Lawrence Blankenbyl | Rwanda 2009 | 52 Min. | OmeU
During the mid 1990’s, the African nation of Rwanda experienced one of the most brutal occurrences of genocide in recent history. Armed with rudimentary farm tools, ordinary members of the majority Hutu population reportedly killed one million of their Tutsi neighbours, family and friends in what was considered a state sanctioned ethnic cleansing. Today, Rwanda stands as a testimony for the perseverance of humanity. Despite their differences, pains and traumas, Rwandans must unite and work together in rebuilding their nation.

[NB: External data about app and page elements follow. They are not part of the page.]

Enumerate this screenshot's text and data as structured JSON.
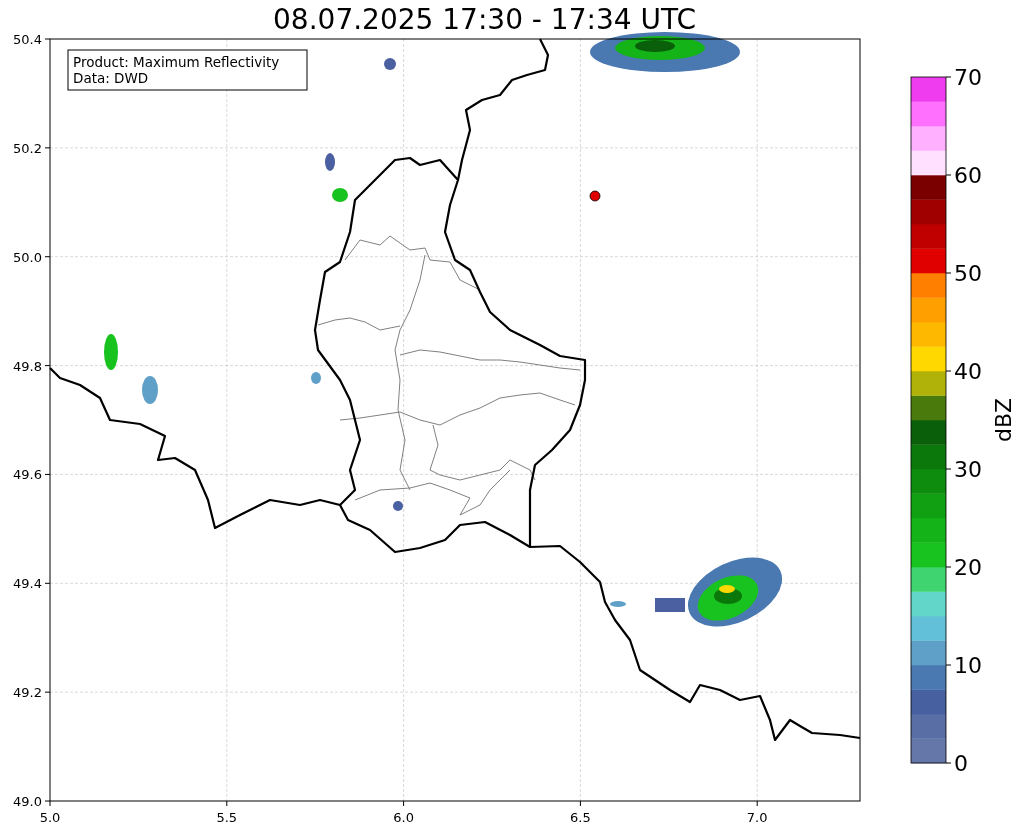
{
  "title": "08.07.2025 17:30 - 17:34 UTC",
  "legend": [
    "Product: Maximum Reflectivity",
    "Data: DWD"
  ],
  "y_axis": {
    "ticks": [
      "50.4",
      "50.2",
      "50.0",
      "49.8",
      "49.6",
      "49.4",
      "49.2",
      "49.0"
    ]
  },
  "x_axis": {
    "ticks": [
      "5.0",
      "5.5",
      "6.0",
      "6.5",
      "7.0"
    ]
  },
  "colorbar": {
    "label": "dBZ",
    "ticks": [
      "70",
      "60",
      "50",
      "40",
      "30",
      "20",
      "10",
      "0"
    ],
    "bands": [
      {
        "color": "#6477a8"
      },
      {
        "color": "#5a6ea6"
      },
      {
        "color": "#4660a0"
      },
      {
        "color": "#4a78b0"
      },
      {
        "color": "#5fa0c8"
      },
      {
        "color": "#62c0d8"
      },
      {
        "color": "#62d6c8"
      },
      {
        "color": "#3fd470"
      },
      {
        "color": "#19c31f"
      },
      {
        "color": "#14b418"
      },
      {
        "color": "#11a011"
      },
      {
        "color": "#0e8c0e"
      },
      {
        "color": "#0b780b"
      },
      {
        "color": "#0a5f0a"
      },
      {
        "color": "#4a7a0c"
      },
      {
        "color": "#b0b20a"
      },
      {
        "color": "#ffd800"
      },
      {
        "color": "#ffb800"
      },
      {
        "color": "#ffa000"
      },
      {
        "color": "#ff8000"
      },
      {
        "color": "#e00000"
      },
      {
        "color": "#c00000"
      },
      {
        "color": "#a00000"
      },
      {
        "color": "#7a0000"
      },
      {
        "color": "#ffe0ff"
      },
      {
        "color": "#ffb0ff"
      },
      {
        "color": "#ff70ff"
      },
      {
        "color": "#ee3cee"
      }
    ]
  }
}
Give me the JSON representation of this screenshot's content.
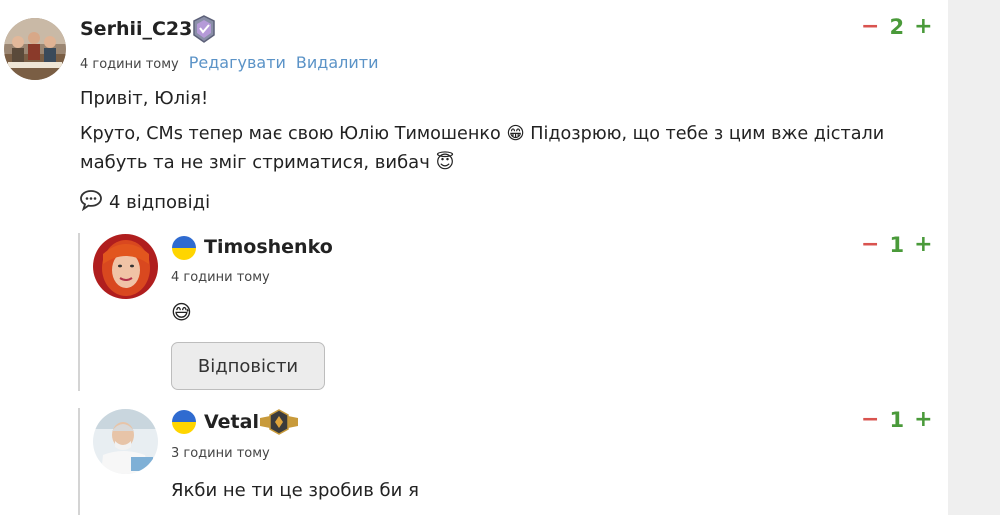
{
  "colors": {
    "minus": "#d9534f",
    "plus": "#4a9a3a",
    "link": "#5b93c7",
    "gutter": "#efefef"
  },
  "comment": {
    "author": "Serhii_C23",
    "time": "4 години тому",
    "edit_label": "Редагувати",
    "delete_label": "Видалити",
    "vote_minus": "−",
    "score": "2",
    "vote_plus": "+",
    "line1": "Привіт, Юлія!",
    "line2": "Круто, CMs тепер має свою Юлію Тимошенко 😁 Підозрюю, що тебе з цим вже дістали",
    "line3": "мабуть та не зміг стриматися, вибач 😇",
    "replies_icon": "speech-bubble-icon",
    "replies_label": "4 відповіді"
  },
  "replies": [
    {
      "author": "Timoshenko",
      "time": "4 години тому",
      "vote_minus": "−",
      "score": "1",
      "vote_plus": "+",
      "text": "😅",
      "reply_button": "Відповісти"
    },
    {
      "author": "Vetal",
      "time": "3 години тому",
      "vote_minus": "−",
      "score": "1",
      "vote_plus": "+",
      "text": "Якби не ти це зробив би я"
    }
  ]
}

“Rwanda Again” tells the story of survival and remembrance as a means for healing the wounds of Genocide. This film focuses on life in five key locations where these atrocities were perpetrated – an ore mine, sugarcane field, fishing lake, a cattle slaughterhouse and farms where life continues over grounds stained by violence and brutality. A story of work and healing of a people who have survived the ruins of genocide and must rebuild what they once had and what they must have; food, shelter, liberty and trust for fellow human beings.